— Problem to work on —
In the records below, count the lines that have "JSON" and answer with the number alone.

(Data records for software interfaces)
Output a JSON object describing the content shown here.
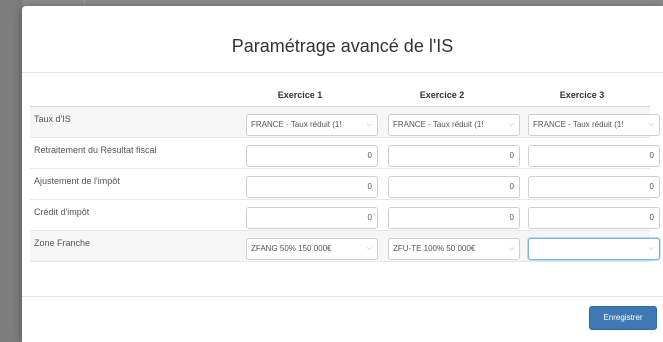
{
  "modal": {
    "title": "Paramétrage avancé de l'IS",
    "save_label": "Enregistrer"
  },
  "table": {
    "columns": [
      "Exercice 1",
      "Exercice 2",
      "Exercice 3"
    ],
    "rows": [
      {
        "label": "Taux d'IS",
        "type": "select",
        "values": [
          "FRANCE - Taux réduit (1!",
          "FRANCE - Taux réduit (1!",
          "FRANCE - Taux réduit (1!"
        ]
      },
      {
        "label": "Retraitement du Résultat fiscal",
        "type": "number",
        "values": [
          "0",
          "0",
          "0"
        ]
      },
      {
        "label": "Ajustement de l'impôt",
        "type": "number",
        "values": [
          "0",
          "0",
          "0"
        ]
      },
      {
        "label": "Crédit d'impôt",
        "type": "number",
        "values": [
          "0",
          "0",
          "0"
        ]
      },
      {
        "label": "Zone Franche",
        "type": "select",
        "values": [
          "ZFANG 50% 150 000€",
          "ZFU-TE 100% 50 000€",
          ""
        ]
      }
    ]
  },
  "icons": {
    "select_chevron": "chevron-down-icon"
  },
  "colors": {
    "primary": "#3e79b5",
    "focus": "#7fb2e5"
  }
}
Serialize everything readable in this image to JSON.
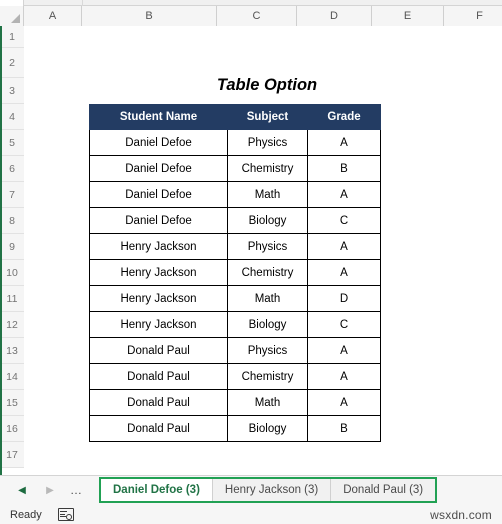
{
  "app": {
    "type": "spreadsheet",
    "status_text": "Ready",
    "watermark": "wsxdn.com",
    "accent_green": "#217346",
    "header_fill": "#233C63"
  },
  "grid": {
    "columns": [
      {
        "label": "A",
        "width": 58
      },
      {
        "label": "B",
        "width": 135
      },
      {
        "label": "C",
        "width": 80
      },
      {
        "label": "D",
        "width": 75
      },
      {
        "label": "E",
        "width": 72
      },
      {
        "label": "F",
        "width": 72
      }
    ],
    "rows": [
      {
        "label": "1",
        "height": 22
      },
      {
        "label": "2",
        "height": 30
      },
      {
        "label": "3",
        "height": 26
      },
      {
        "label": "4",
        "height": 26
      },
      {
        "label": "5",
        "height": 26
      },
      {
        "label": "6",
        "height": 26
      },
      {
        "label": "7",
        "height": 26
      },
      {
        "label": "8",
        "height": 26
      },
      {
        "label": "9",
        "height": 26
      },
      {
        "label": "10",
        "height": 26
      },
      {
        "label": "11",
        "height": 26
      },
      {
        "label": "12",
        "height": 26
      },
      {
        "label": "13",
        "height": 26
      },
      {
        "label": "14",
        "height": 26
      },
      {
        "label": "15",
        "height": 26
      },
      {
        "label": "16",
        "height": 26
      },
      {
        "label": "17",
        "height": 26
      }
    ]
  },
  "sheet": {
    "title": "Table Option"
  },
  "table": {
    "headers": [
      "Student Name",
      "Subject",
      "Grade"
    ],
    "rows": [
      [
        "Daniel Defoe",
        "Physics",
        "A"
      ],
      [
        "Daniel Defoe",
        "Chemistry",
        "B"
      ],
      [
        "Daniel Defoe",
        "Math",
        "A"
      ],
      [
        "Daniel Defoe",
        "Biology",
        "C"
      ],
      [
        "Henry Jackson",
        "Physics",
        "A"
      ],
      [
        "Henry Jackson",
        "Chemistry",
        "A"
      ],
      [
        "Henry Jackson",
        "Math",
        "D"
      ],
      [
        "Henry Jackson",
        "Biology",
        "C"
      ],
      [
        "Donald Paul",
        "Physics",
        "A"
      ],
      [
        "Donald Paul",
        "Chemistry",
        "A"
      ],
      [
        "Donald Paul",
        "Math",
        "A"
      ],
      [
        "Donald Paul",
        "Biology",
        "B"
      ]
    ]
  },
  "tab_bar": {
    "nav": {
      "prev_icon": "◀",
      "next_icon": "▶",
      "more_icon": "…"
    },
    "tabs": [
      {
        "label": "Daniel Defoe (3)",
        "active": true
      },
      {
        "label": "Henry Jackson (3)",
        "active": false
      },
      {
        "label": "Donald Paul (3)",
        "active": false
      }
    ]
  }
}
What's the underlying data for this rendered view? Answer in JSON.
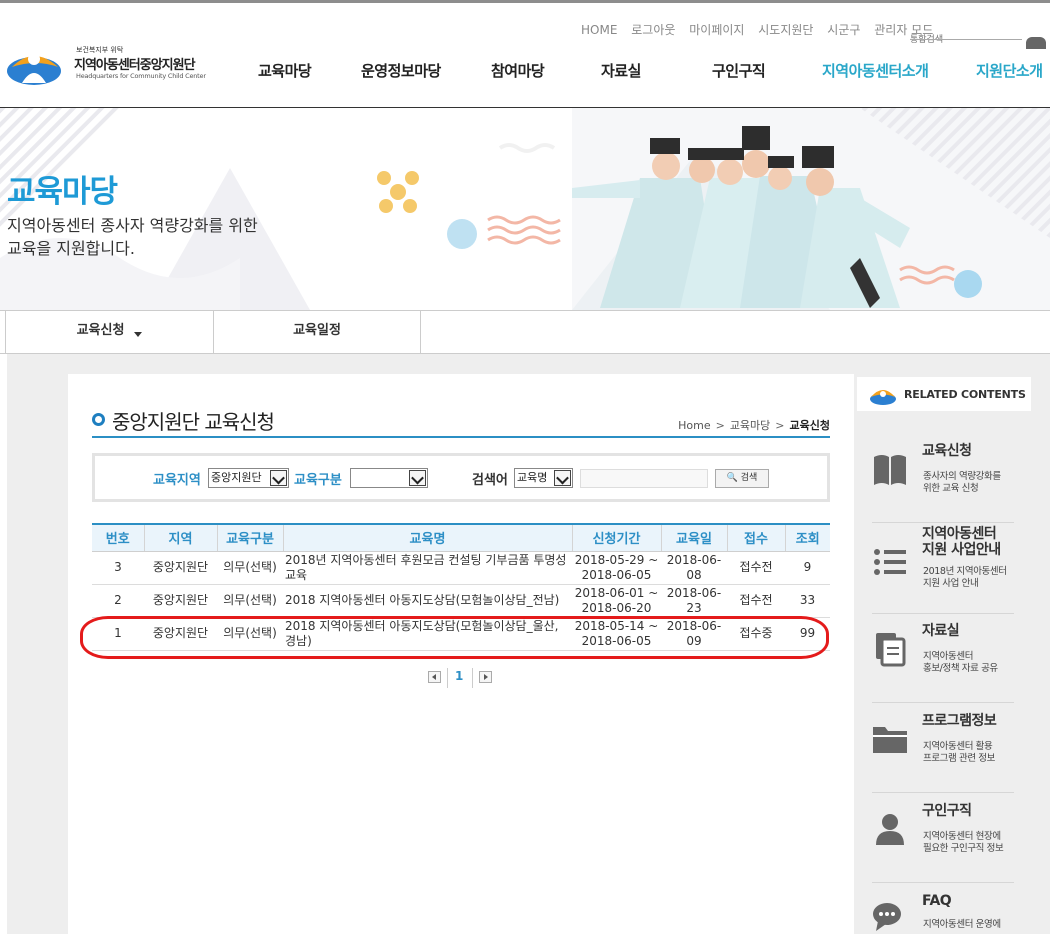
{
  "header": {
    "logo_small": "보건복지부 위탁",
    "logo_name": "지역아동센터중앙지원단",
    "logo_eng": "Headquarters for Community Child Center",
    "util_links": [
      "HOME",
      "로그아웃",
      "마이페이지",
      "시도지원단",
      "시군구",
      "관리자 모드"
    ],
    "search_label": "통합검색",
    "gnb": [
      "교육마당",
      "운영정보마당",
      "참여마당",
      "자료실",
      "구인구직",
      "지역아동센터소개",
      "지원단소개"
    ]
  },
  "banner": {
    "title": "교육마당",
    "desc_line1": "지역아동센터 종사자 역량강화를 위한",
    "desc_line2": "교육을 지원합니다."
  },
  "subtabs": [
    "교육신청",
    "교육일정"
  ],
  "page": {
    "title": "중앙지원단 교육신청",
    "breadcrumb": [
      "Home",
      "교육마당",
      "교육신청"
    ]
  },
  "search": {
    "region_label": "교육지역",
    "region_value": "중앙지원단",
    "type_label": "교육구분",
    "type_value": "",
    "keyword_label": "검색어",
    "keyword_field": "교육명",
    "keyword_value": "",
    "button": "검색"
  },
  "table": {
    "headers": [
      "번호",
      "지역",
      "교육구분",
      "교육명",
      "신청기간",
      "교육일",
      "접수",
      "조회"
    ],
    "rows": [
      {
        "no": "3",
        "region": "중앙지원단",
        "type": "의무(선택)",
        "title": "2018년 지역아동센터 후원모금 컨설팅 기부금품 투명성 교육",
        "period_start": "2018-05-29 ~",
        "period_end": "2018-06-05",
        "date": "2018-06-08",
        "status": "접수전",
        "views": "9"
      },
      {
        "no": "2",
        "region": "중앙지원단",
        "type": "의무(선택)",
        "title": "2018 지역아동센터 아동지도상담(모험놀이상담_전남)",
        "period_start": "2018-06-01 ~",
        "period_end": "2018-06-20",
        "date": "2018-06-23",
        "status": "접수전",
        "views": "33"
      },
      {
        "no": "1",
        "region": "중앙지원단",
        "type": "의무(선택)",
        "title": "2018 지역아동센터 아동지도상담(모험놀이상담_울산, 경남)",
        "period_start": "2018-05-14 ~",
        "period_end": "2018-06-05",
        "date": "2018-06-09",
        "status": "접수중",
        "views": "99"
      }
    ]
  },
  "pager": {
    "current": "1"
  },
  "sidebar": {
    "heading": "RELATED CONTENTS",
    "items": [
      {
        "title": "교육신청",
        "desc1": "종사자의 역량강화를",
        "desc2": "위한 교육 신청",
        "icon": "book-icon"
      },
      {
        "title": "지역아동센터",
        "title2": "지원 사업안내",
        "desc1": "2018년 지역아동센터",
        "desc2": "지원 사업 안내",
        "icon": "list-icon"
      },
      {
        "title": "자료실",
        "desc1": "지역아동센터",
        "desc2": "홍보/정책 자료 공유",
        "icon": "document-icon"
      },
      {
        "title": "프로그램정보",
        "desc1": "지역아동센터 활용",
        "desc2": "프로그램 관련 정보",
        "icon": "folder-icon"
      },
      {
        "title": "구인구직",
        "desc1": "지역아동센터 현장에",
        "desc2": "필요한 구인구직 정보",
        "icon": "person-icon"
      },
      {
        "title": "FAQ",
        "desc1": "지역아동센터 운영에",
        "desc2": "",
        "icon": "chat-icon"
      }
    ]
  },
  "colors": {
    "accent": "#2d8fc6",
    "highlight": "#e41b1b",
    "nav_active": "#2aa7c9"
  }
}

— Finished exercise —
3